[Provided entries Boundary: Start]

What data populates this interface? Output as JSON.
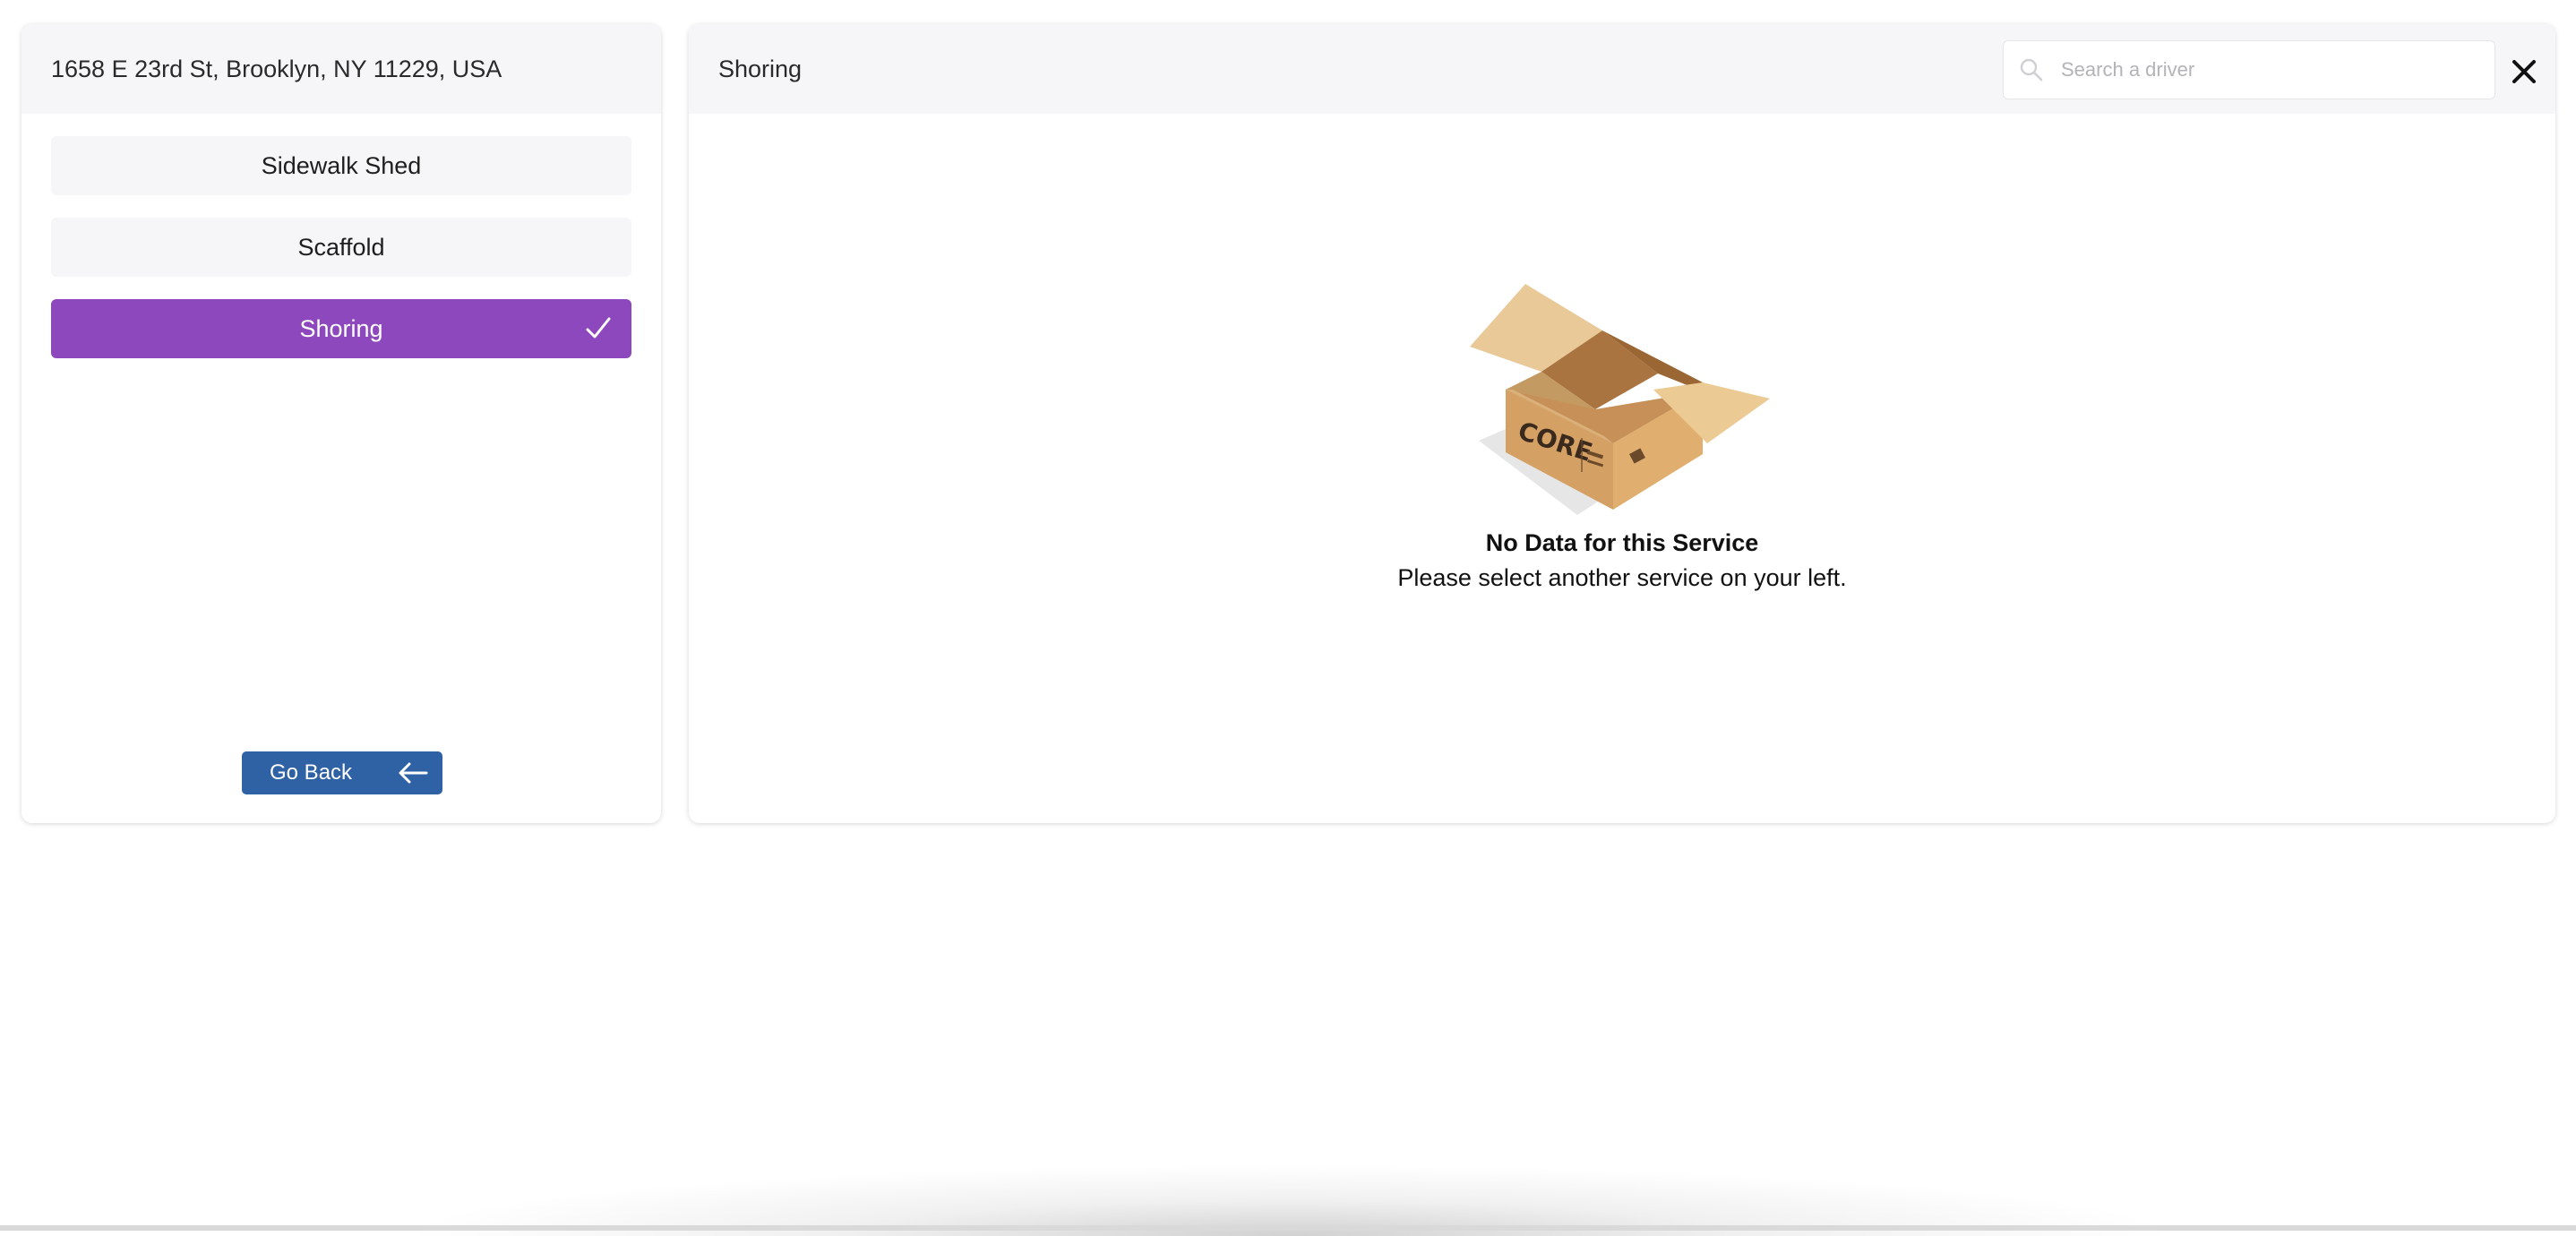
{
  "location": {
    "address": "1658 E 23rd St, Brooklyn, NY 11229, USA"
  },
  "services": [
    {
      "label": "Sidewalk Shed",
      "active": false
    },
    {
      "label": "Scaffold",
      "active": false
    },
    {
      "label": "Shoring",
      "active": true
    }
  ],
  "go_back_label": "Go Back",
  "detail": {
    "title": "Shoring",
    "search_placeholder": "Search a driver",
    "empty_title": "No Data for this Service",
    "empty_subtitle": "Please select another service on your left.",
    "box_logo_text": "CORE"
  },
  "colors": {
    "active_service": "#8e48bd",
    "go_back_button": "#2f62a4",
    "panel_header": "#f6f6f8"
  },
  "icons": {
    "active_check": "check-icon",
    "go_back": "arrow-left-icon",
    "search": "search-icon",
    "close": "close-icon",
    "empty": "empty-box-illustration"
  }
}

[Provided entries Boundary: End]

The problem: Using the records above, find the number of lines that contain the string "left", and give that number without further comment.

Answer to this task: 2